Pension/retirment plans are subject to the guidelines under which the plan is established. You’re really talking about a small amount of money in the scheme of things. Even if you could get the money now, unless you rolled it over into a qualifying IRA, the federal government (IRS) would get a big chunk of the money due to tax consequences. I’d personally be pretty happy with the delayed distribution because you’ll be surprised how handy those funds will be when you are in your “golden years.” Since you were married more than 10 years you’ll also receive a portion of your spouse’s social security benefits so there will be some compensation for those 12 years spent at home. If you are getting any student loans or federal aid to go back to school you’ll probably be better off not having access to the retirement plan funds which could hurt your student financial aid application. If you were the dependent spouse and did not and do not commit adultery while married/seperated you should be able to make a claim for alimony. Do a search by typing in key phrases in this forum and you can review past topics that have already been asked and answer … that’s been a big help to me.


#2

Please wait for a response from an attorney or consult one yourself. My ex’s pension is worth well over $100M (we had it valued by a company called Law Data). The value of his pension goes on his side of the “sheet” Once all assets and debts are assigned to both parties, I should be looking at receiving $75M to $100M. You NEED to consult an attorney to assure that everything is done correctly.


#3

Dear chughes:

Greetings. Please tell me that you did not sign a separation agreement without an attorney!!!

Okay, you need a Qualified Domestic Relations Order which transfers the pension to your possession and ensure you will receive your benefit. You must have this entered before the divorce, or have the issue preserved in a filed equitable distribution action.

As far as changes to the separation agreement or alimony, you typically cannot change a separation agreement unless you both agree. Also, you may have waived alimony if you did not deal with it properly in the separation agreement. I suggest that you IMMEDIATELY speak with an attorney.

Janet L. Fritts
Attorney with Rosen Divorce
4101 Lake Boone Trail, Suite 500
Raleigh, North Carolina 27607
919.787.6668 main phone
919.256.1665 direct fax

10925 David Taylor Drive, Suite 100
Charlotte, North Carolina 28262
704.644.2831 main voice
704.307.4595 main fax

ROSENDIVORCE.COM

The response posted above is based upon the limited factual information made available and is not intended as a full and complete response to the question. The only reliable manner to obtain complete and adequate legal advice is to consult with an attorney, fully explain your situation, and allow the attorney sufficient opportunity to research the applicable law and facts required to render an accurate opinion. The basic information provided above is intended as a public service but a full discussion with an attorney should be undertaken before taking any action.


#4

I have two question’s I hope someone can answer. I have been legally separated for 4 months and all asset’s for the most part have been spilt.My Ex has a company pension that he says he can not touch until he retires in 25 years and than I will get 1/2 of whatever it was when we spilt which the value is about $15,000 - $16,000. I feel he needs to give it to me now in some way what is the legal precedent on matters such as this.

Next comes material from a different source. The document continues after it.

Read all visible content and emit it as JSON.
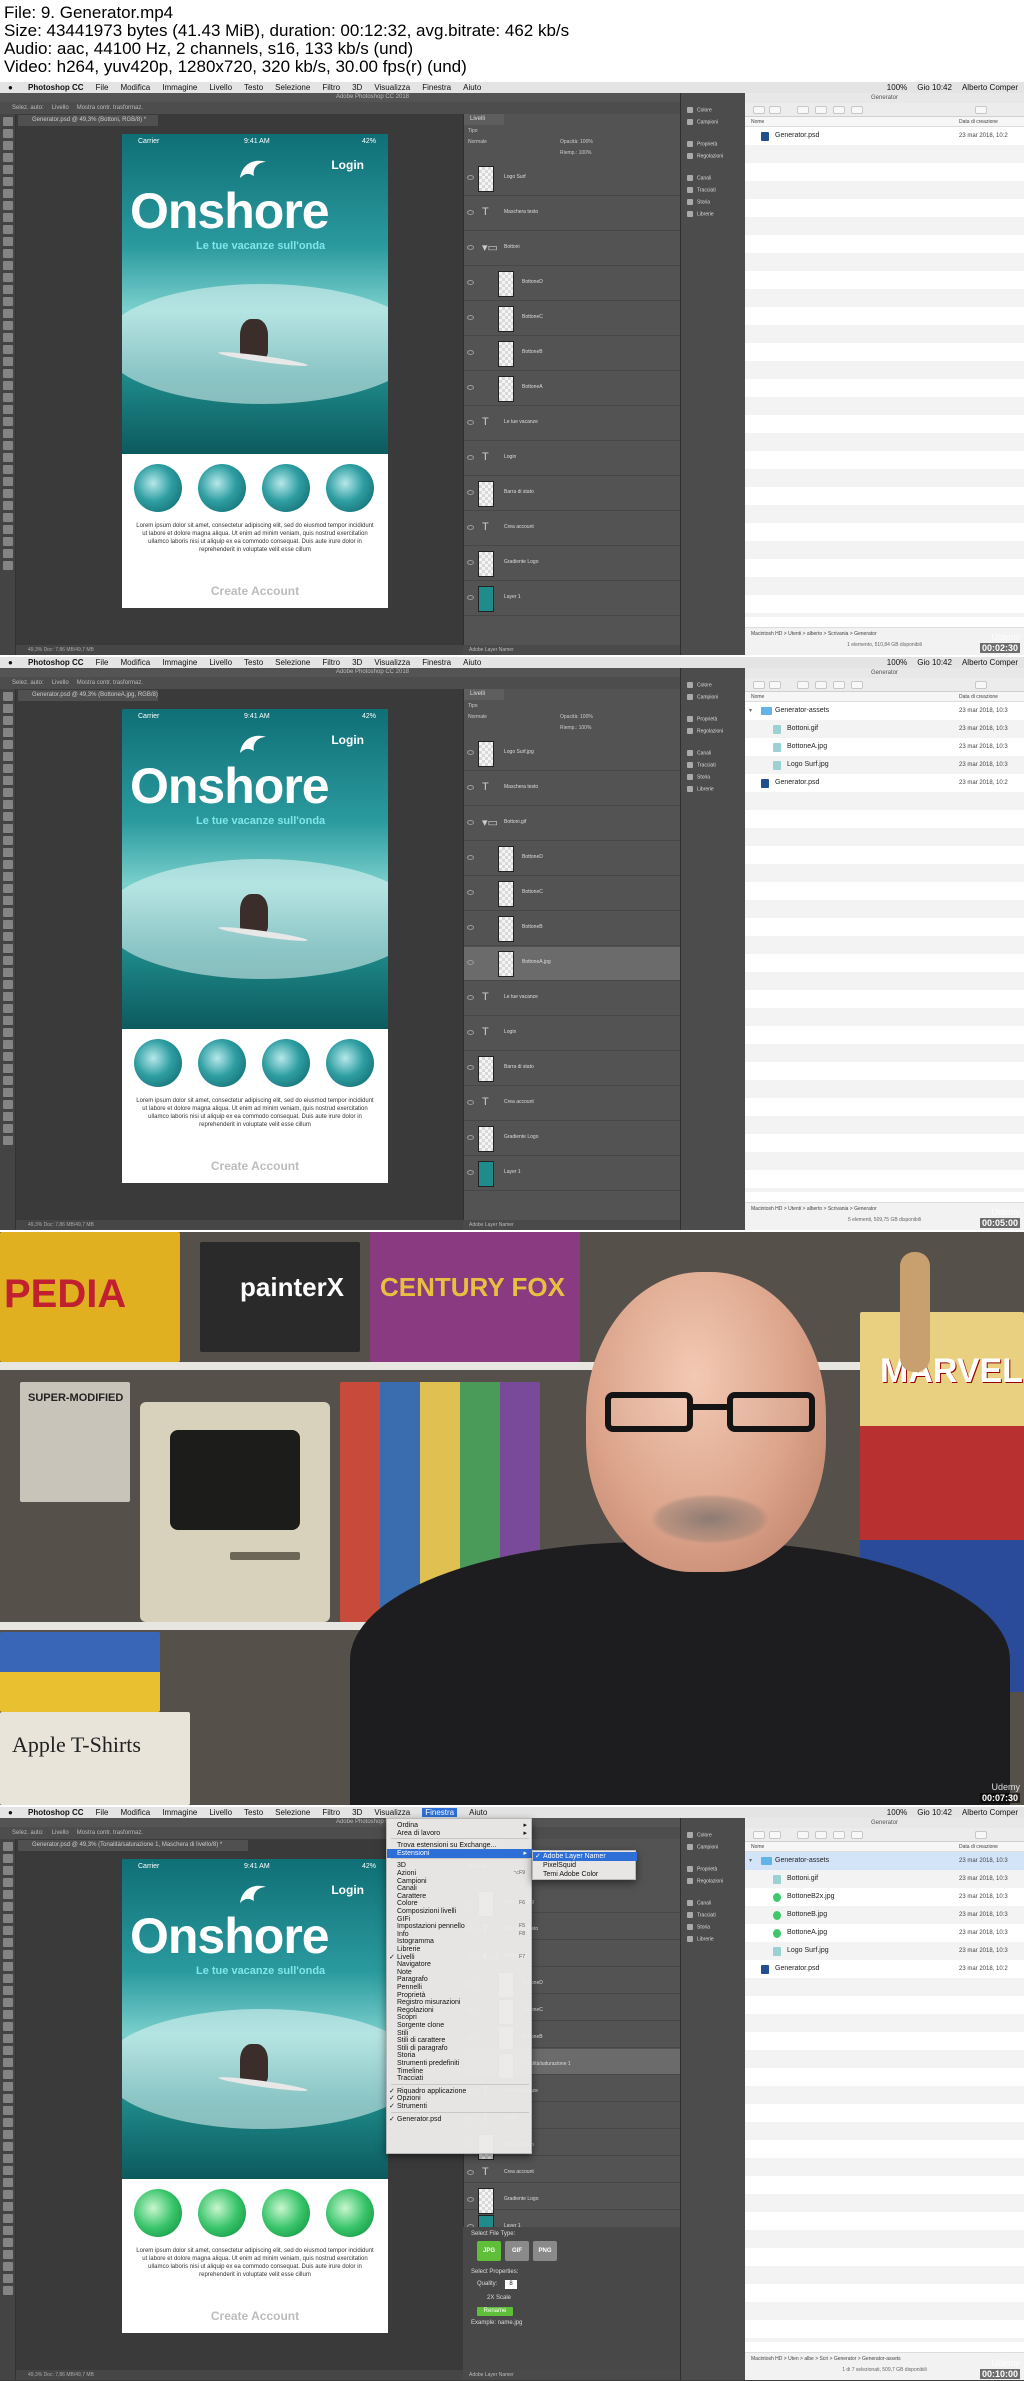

Also several things have come up since the separation agreement was signed that I need to add, alter and change what do I do?

I am not getting alimony at present and was a stay at home mom for 12 years who is now attempting to re-educate myself. Am I a candidate for alimony?